Items from a data source
================================

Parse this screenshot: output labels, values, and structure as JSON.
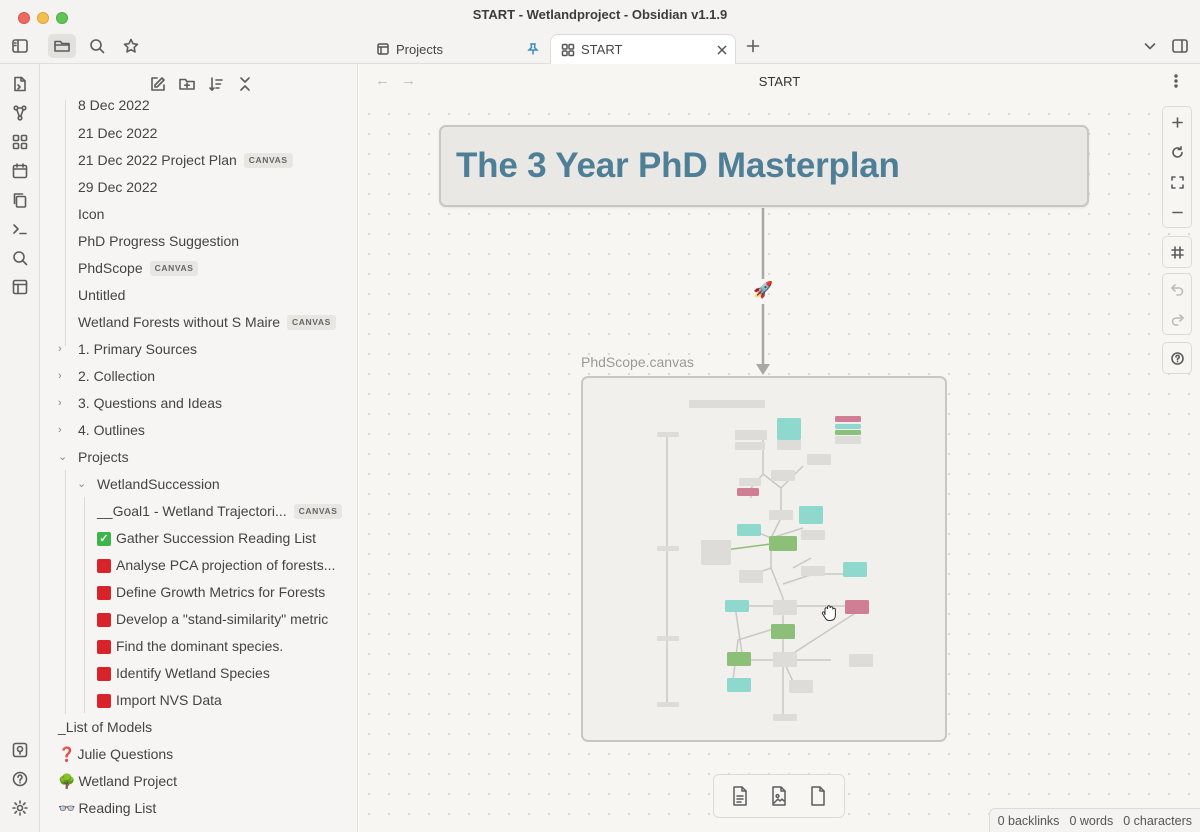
{
  "window": {
    "title": "START - Wetlandproject - Obsidian v1.1.9"
  },
  "tabs": [
    {
      "label": "Projects"
    },
    {
      "label": "START"
    }
  ],
  "view": {
    "title": "START"
  },
  "sidebar": {
    "items": [
      {
        "label": "8 Dec 2022"
      },
      {
        "label": "21 Dec 2022"
      },
      {
        "label": "21 Dec 2022 Project Plan",
        "badge": "CANVAS"
      },
      {
        "label": "29 Dec 2022"
      },
      {
        "label": "Icon"
      },
      {
        "label": "PhD Progress Suggestion"
      },
      {
        "label": "PhdScope",
        "badge": "CANVAS"
      },
      {
        "label": "Untitled"
      },
      {
        "label": "Wetland Forests without S Maire",
        "badge": "CANVAS"
      },
      {
        "label": "1. Primary Sources"
      },
      {
        "label": "2. Collection"
      },
      {
        "label": "3. Questions and Ideas"
      },
      {
        "label": "4. Outlines"
      },
      {
        "label": "Projects"
      },
      {
        "label": "WetlandSuccession"
      },
      {
        "label": "__Goal1 - Wetland Trajectori...",
        "badge": "CANVAS"
      },
      {
        "label": "Gather Succession Reading List"
      },
      {
        "label": "Analyse PCA projection of forests..."
      },
      {
        "label": "Define Growth Metrics for Forests"
      },
      {
        "label": "Develop a \"stand-similarity\" metric"
      },
      {
        "label": "Find the dominant species."
      },
      {
        "label": "Identify Wetland Species"
      },
      {
        "label": "Import NVS Data"
      },
      {
        "label": "_List of Models"
      },
      {
        "label": "Julie Questions",
        "emoji": "❓"
      },
      {
        "label": "Wetland Project",
        "emoji": "🌳"
      },
      {
        "label": "Reading List",
        "emoji": "👓"
      }
    ]
  },
  "canvas": {
    "title_card": "The 3 Year PhD Masterplan",
    "edge_label": "🚀",
    "embed_label": "PhdScope.canvas"
  },
  "status": {
    "backlinks": "0 backlinks",
    "words": "0 words",
    "characters": "0 characters"
  },
  "colors": {
    "accent": "#4f7f96",
    "teal": "#8fd8cd",
    "green": "#8cbf77",
    "pink": "#d07e93"
  }
}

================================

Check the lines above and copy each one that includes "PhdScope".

__Answer to the exercise__.
        "label": "PhdScope",
    "embed_label": "PhdScope.canvas"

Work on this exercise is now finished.